Task details:
Go through the listing and copy each line with the string "this".
* * * * *
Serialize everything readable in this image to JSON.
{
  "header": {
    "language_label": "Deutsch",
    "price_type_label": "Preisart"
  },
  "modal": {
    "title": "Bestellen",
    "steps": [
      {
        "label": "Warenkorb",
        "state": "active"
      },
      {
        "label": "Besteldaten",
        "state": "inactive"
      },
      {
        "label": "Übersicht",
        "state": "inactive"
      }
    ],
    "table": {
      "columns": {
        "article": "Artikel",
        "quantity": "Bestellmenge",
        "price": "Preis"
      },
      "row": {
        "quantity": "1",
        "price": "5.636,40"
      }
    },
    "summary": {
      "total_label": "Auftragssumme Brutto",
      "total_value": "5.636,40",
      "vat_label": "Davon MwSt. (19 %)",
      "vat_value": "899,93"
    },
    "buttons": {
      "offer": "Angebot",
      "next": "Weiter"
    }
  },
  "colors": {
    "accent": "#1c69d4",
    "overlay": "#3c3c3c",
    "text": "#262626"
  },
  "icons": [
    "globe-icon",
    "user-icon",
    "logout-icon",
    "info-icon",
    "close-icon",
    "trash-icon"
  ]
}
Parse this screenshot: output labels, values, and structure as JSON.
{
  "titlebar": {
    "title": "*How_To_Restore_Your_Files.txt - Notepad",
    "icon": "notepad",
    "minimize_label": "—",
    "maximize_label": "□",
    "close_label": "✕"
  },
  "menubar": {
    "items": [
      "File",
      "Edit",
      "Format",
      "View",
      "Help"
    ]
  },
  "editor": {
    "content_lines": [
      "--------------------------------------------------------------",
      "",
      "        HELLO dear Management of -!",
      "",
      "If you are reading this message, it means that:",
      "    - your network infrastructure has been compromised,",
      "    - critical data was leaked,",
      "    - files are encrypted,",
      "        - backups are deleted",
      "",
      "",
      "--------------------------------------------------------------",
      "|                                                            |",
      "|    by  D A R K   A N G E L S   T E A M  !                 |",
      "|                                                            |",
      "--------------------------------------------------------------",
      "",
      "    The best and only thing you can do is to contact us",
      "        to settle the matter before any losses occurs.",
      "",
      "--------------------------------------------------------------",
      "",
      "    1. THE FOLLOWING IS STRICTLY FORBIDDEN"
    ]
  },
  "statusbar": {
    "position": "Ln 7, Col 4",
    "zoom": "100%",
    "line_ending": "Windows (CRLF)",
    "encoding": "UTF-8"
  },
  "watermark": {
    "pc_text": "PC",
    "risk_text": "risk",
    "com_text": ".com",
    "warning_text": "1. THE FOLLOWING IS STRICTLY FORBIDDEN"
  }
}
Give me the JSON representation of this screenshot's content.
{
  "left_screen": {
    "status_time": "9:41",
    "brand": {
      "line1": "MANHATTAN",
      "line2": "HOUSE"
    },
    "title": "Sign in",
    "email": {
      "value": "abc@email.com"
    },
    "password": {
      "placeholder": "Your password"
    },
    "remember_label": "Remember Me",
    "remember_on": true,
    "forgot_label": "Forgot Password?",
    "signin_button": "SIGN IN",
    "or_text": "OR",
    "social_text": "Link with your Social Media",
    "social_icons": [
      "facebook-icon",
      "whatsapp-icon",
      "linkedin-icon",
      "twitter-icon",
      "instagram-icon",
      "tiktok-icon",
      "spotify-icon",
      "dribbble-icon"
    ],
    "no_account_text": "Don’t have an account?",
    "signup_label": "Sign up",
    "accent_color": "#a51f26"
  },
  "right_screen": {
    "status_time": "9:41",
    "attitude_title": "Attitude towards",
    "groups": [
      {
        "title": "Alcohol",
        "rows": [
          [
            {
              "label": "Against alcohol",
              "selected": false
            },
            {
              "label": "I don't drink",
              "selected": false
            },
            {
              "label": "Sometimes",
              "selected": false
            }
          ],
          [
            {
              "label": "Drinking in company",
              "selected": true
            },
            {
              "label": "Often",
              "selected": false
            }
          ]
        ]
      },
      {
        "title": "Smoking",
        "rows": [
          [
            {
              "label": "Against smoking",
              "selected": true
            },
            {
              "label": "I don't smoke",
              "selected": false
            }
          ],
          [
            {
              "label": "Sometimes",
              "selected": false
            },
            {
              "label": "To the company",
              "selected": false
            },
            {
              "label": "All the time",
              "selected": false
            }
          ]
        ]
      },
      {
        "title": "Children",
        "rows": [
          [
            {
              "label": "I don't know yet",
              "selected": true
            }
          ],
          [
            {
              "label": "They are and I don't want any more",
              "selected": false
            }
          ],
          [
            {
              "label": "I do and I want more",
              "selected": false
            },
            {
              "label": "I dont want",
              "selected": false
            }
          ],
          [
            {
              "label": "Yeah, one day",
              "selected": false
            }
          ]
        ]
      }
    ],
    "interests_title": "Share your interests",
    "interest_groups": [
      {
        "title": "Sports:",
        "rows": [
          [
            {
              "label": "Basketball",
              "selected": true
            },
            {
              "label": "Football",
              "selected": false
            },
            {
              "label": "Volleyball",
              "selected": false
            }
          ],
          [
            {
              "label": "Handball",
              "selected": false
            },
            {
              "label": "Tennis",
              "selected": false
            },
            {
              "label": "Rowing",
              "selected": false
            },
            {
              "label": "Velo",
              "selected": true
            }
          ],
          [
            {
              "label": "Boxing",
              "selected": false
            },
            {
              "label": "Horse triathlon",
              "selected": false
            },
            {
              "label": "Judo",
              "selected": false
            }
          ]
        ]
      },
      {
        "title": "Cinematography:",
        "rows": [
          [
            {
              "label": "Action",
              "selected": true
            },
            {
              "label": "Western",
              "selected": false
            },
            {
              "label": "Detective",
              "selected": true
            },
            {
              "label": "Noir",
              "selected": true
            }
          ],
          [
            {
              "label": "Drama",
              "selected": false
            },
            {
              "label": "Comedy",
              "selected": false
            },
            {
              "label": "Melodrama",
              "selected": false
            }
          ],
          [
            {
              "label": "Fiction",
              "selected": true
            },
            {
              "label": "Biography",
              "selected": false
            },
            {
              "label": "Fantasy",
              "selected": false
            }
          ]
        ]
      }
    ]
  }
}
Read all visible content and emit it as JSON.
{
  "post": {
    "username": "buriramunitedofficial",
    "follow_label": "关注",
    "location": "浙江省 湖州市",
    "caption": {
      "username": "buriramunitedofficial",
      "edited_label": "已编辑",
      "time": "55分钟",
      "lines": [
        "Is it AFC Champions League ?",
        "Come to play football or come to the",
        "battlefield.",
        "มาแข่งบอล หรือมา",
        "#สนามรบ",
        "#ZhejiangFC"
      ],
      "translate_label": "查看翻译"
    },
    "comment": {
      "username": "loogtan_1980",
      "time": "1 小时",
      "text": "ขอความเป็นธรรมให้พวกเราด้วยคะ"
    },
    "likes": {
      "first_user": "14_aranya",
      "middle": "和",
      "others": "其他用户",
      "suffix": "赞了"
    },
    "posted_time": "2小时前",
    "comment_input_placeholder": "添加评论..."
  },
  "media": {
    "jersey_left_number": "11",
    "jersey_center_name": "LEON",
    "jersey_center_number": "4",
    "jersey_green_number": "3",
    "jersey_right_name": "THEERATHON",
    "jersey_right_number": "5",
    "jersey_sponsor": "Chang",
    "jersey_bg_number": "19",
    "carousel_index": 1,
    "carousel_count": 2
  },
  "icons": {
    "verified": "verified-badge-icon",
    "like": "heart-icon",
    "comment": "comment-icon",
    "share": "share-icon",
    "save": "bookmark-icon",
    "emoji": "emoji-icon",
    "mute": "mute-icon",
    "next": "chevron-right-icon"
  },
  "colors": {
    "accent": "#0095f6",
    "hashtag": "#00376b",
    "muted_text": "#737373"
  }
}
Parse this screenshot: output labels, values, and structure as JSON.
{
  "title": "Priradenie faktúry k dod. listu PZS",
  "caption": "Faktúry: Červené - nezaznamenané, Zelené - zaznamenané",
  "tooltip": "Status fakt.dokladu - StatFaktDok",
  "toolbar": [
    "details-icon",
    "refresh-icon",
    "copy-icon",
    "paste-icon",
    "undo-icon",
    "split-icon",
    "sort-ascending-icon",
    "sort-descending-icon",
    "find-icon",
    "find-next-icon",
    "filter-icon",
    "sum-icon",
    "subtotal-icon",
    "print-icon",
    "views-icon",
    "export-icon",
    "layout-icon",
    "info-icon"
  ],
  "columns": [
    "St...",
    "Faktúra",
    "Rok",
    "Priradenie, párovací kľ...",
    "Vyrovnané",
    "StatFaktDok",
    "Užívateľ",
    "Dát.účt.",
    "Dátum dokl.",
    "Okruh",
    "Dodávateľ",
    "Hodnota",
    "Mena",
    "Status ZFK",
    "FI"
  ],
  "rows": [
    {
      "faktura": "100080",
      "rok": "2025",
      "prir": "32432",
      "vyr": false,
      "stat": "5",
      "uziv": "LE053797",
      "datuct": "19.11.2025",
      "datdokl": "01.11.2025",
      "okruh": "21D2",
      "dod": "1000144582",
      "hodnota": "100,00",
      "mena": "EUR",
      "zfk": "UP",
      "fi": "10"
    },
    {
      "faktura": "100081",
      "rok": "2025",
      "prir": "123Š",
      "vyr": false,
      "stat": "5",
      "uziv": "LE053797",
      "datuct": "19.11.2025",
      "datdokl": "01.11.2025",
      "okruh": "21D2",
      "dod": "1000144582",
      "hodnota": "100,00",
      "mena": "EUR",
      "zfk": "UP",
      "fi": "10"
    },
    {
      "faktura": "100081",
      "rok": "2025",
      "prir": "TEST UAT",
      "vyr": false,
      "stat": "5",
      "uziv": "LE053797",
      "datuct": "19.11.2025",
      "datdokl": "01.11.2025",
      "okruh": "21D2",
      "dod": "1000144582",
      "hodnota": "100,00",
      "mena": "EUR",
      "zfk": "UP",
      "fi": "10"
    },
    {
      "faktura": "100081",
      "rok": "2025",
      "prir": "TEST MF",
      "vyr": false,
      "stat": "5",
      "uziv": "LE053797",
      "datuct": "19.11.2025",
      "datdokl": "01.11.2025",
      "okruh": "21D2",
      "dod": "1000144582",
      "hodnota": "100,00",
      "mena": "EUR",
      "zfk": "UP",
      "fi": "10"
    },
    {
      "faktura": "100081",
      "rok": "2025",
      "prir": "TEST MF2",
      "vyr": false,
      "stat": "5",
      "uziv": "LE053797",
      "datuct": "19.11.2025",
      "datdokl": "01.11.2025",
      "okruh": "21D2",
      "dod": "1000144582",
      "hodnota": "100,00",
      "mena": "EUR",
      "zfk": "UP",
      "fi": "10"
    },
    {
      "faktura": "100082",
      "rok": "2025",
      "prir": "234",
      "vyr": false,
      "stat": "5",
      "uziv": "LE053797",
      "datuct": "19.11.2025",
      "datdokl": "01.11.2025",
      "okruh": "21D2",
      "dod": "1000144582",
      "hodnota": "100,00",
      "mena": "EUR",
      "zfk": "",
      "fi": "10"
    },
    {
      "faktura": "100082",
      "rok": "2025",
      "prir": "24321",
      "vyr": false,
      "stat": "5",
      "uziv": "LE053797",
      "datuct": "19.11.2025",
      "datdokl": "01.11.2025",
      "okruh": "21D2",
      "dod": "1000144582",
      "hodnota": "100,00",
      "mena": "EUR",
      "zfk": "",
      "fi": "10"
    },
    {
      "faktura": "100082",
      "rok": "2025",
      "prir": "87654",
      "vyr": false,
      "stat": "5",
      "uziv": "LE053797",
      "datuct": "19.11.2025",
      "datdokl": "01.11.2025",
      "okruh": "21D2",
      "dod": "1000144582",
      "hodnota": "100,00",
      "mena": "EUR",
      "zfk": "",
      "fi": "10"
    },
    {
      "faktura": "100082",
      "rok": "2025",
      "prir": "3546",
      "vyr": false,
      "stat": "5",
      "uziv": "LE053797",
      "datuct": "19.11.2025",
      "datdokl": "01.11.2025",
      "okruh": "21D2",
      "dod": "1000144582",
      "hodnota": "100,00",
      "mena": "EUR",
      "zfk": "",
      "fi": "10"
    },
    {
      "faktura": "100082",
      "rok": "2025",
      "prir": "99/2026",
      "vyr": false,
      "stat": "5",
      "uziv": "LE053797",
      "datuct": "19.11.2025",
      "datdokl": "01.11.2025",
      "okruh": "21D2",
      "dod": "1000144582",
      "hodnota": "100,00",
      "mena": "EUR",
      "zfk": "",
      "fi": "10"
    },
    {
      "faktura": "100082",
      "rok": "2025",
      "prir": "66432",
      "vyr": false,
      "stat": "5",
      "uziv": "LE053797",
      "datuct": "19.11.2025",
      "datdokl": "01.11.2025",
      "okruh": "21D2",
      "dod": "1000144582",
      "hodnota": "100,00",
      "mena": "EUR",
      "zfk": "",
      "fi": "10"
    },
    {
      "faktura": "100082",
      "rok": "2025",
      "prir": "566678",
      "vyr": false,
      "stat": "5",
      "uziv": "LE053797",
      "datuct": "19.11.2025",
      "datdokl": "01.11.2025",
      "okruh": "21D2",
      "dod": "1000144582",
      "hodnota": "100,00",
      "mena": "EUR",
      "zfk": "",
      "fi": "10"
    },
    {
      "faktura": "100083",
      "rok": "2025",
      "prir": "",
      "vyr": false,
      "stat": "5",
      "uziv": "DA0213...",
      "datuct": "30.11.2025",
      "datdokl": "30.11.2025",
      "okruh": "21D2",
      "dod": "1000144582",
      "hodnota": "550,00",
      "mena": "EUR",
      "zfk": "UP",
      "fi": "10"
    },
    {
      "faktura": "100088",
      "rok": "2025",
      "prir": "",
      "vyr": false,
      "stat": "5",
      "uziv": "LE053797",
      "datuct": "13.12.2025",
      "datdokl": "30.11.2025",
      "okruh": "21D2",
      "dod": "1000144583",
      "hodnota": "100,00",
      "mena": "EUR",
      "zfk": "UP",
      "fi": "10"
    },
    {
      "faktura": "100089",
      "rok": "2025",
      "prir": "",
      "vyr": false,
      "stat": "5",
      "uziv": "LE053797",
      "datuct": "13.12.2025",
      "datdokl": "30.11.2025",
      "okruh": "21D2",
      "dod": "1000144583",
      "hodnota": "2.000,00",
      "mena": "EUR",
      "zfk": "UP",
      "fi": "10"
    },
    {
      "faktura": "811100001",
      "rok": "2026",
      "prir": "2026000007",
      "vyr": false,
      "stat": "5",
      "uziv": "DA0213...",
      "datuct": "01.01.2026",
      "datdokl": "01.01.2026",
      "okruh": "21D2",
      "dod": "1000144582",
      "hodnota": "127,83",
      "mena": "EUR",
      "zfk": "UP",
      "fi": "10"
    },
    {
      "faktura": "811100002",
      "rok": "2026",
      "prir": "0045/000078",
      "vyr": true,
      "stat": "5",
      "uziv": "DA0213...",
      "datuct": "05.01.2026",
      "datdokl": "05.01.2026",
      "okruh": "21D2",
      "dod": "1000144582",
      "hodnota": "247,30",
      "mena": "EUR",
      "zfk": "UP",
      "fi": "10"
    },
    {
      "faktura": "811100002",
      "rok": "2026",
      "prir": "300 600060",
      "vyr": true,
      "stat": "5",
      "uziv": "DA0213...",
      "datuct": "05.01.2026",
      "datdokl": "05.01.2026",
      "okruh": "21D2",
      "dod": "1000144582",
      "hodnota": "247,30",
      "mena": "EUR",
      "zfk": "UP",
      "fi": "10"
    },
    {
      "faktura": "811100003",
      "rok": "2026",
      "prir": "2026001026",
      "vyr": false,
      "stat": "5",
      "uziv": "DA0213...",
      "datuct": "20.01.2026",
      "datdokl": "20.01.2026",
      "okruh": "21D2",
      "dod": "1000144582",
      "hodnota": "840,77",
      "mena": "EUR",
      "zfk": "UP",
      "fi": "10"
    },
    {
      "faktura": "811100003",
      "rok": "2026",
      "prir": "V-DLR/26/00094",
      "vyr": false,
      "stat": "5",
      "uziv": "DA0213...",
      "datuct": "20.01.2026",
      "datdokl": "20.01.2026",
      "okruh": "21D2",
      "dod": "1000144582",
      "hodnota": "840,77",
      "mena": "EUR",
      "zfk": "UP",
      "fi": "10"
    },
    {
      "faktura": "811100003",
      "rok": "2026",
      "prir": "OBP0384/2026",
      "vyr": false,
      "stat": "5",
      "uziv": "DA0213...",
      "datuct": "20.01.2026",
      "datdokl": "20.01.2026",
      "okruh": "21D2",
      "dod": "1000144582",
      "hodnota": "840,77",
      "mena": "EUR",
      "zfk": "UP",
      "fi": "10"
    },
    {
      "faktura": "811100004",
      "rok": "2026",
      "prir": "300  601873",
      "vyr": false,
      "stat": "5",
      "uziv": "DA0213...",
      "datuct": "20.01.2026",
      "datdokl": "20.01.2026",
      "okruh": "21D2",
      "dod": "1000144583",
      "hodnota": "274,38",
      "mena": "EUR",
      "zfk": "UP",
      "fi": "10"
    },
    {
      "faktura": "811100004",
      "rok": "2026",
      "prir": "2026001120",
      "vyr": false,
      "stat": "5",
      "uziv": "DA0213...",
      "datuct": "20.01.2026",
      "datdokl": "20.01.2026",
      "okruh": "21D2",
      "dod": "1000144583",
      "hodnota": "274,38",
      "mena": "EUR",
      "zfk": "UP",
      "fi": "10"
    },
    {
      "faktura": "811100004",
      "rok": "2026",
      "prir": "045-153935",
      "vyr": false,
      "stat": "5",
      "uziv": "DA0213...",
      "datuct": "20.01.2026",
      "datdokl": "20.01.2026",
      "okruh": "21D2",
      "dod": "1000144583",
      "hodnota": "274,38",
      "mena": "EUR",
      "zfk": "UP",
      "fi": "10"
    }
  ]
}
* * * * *
Task response:
Serialize everything readable in this image to JSON.
Parse this screenshot: output labels, values, and structure as JSON.
      "If you are reading this message, it means that:",
Give me the JSON representation of this screenshot's content.
Parse this screenshot: output labels, values, and structure as JSON.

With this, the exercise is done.